**Exercise instructions**
Retype every record below exactly as it appears.

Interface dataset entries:
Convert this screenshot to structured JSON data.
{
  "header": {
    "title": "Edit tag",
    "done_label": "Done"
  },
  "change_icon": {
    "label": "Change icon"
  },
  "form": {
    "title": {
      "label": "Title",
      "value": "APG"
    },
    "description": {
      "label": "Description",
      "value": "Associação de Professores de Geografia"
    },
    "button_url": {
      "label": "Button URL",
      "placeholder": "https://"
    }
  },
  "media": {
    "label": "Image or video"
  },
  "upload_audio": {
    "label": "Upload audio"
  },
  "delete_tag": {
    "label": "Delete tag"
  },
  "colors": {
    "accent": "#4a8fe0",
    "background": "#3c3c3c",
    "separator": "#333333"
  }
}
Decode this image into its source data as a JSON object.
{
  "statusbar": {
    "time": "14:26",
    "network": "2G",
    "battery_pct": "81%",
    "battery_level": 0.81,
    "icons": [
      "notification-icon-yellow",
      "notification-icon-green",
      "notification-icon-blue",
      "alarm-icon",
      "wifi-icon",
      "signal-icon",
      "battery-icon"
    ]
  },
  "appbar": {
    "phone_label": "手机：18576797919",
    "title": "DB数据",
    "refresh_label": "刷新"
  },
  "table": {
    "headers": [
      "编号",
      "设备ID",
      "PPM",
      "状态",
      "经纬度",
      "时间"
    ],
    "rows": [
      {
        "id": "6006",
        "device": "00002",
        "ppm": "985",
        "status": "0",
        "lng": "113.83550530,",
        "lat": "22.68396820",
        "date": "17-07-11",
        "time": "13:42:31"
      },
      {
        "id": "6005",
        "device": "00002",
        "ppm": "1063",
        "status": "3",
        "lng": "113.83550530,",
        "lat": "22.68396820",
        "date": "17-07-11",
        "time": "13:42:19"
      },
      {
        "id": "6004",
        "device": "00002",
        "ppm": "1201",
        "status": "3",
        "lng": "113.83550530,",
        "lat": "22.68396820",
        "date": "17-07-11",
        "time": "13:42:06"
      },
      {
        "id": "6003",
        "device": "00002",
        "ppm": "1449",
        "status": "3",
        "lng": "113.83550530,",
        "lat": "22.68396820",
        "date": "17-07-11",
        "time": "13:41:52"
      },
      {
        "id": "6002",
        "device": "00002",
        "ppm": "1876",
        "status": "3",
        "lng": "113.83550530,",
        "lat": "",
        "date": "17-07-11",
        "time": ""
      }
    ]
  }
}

**Answer for this exercise**
Convert this screenshot to structured JSON data.
{
  "header": {
    "title": "Edit tag",
    "done_label": "Done"
  },
  "change_icon": {
    "label": "Change icon"
  },
  "form": {
    "title": {
      "label": "Title",
      "value": "APG"
    },
    "description": {
      "label": "Description",
      "value": "Associação de Professores de Geografia"
    },
    "button_url": {
      "label": "Button URL",
      "placeholder": "https://"
    }
  },
  "media": {
    "label": "Image or video"
  },
  "upload_audio": {
    "label": "Upload audio"
  },
  "delete_tag": {
    "label": "Delete tag"
  },
  "colors": {
    "accent": "#4a8fe0",
    "background": "#3c3c3c",
    "separator": "#333333"
  }
}
Decode this image into its source data as a JSON object.
{
  "statusbar": {
    "time": "14:26",
    "network": "2G",
    "battery_pct": "81%",
    "battery_level": 0.81,
    "icons": [
      "notification-icon-yellow",
      "notification-icon-green",
      "notification-icon-blue",
      "alarm-icon",
      "wifi-icon",
      "signal-icon",
      "battery-icon"
    ]
  },
  "appbar": {
    "phone_label": "手机：18576797919",
    "title": "DB数据",
    "refresh_label": "刷新"
  },
  "table": {
    "headers": [
      "编号",
      "设备ID",
      "PPM",
      "状态",
      "经纬度",
      "时间"
    ],
    "rows": [
      {
        "id": "6006",
        "device": "00002",
        "ppm": "985",
        "status": "0",
        "lng": "113.83550530,",
        "lat": "22.68396820",
        "date": "17-07-11",
        "time": "13:42:31"
      },
      {
        "id": "6005",
        "device": "00002",
        "ppm": "1063",
        "status": "3",
        "lng": "113.83550530,",
        "lat": "22.68396820",
        "date": "17-07-11",
        "time": "13:42:19"
      },
      {
        "id": "6004",
        "device": "00002",
        "ppm": "1201",
        "status": "3",
        "lng": "113.83550530,",
        "lat": "22.68396820",
        "date": "17-07-11",
        "time": "13:42:06"
      },
      {
        "id": "6003",
        "device": "00002",
        "ppm": "1449",
        "status": "3",
        "lng": "113.83550530,",
        "lat": "22.68396820",
        "date": "17-07-11",
        "time": "13:41:52"
      },
      {
        "id": "6002",
        "device": "00002",
        "ppm": "1876",
        "status": "3",
        "lng": "113.83550530,",
        "lat": "",
        "date": "17-07-11",
        "time": ""
      }
    ]
  }
}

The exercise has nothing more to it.